Medicaid and VA Eligibility
Medicaid is a co-op program involving federal and state agencies that provide long-term care assistance. Although Medicaid is authorized by Federal law and partially funded by the US Government — it is fully administered at the state level — as a result, each state has their own unique version of Medicaid eligibility requirements.
The federal government allows the state of residence to determine who receives assistance and what types of coverage the state Medicaid program will pay for. Because each state has been granted this authority, it is not uncommon to see up to 50 different programs in place covering the individual states.
Sometime those who have the greatest need are the ones who suffer most because they are often in the dark about who is eligible and how to qualify for Medicaid coverage. Medicaid has always been considered an institutionally biased program — denying many recipients home care options — or requiring extremely long waiting periods for home care based services. Unfortunately, this bias is what requires many seniors in need to leave the privacy and dignity of their own homes to receive Medicaid benefits and move into a 24 hour nursing care facility.
So at best, most resident rely on myths and bad information to make these important decisions. With that, let’s examine the Medicaid rules.

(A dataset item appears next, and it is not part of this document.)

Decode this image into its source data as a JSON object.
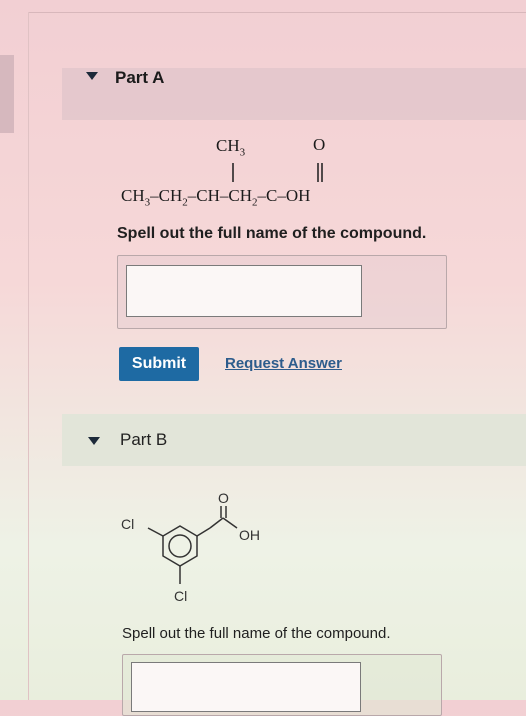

What Does Medicaid Cover?
Upon approval for Medicaid, nearly all healthcare related bills are paid by the program. This includes their prescription drugs, hospital stays, nursing care, etc.
One important note: Medicare may overlap this coverage and in that case, Medicare will pay for some things while Medicaid picks up the remainder.
Here is a list of services offered by Medicaid:
• inpatient hospital services
• outpatient hospital services
• physician services
• medical and surgical dental services
• nursing facility services for individuals age 21 or older
• home health care for persons eligible for nursing facility services
• lab and x-ray services
• family nurse practitioner services
If the applicant is living in their home then they may qualify for a program called “HCBS,” which stands for “Home and Community Based Services.” Until recently, a state wishing to provide Medicaid assistance to elderly people outside the nursing home had to apply to the federal government for a specific “waiver” of the usual Medicaid rules.
Here is a typical list of services offered by HCBS:
• case management
• personal care services
• respite care services
• adult day health services
• homemaker/home health aide services
• rehabilitation (i.e., assists people in furthering their skills in the areas of mobility, social behaviors, self-care, basic safety, housekeeping, personal hygiene, health care, and financial management)
Medicaid will typically pay the entire nursing home costs, including room, board, and all nursing care. It is an important fact to consider that not every nursing home accepts Medicaid as the payer source.
It is against the law for a nursing home to evict a resident because they run out of money, and end up transferring from self-pay to Medicaid. Nursing homes that won’t accept Medicaid for new residents is one thing, but most will allow a resident to convert to Medicaid after a period or private pay.
However, it’s best to confirm a nursing home’s policies during the Medicaid planning process.
Legacy Care Planning offers professional planning, case design and benefit access services for individuals and families that wish to protect assets — preserve a legacy and obtain state and / or Federal benefits.